§ **Aim of the task**
A single number is required: how many lines below include the string "align".

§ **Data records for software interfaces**
··········

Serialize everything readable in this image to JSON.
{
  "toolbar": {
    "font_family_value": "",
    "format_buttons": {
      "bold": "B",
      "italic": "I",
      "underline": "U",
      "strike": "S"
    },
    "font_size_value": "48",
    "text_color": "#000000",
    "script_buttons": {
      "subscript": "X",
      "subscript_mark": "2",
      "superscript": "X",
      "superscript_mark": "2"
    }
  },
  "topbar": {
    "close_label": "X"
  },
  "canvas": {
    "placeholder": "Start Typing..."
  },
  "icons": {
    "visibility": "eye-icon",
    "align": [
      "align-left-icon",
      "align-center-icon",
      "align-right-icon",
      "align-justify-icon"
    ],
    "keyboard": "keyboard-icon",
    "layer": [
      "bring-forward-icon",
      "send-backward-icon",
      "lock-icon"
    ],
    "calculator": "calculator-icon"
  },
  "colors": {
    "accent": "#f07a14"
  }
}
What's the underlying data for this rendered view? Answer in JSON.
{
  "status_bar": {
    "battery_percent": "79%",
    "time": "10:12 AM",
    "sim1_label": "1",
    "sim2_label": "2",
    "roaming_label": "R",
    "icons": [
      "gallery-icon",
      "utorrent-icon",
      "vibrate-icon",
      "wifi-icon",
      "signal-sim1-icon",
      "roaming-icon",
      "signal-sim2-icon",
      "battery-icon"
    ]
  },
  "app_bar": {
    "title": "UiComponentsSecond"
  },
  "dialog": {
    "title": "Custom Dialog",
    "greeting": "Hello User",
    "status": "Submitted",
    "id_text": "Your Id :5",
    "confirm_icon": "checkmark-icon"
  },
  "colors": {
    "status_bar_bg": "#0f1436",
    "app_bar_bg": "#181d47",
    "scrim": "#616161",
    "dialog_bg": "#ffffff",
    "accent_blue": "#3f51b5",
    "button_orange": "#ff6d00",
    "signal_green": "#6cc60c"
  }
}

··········

§ **Result**
5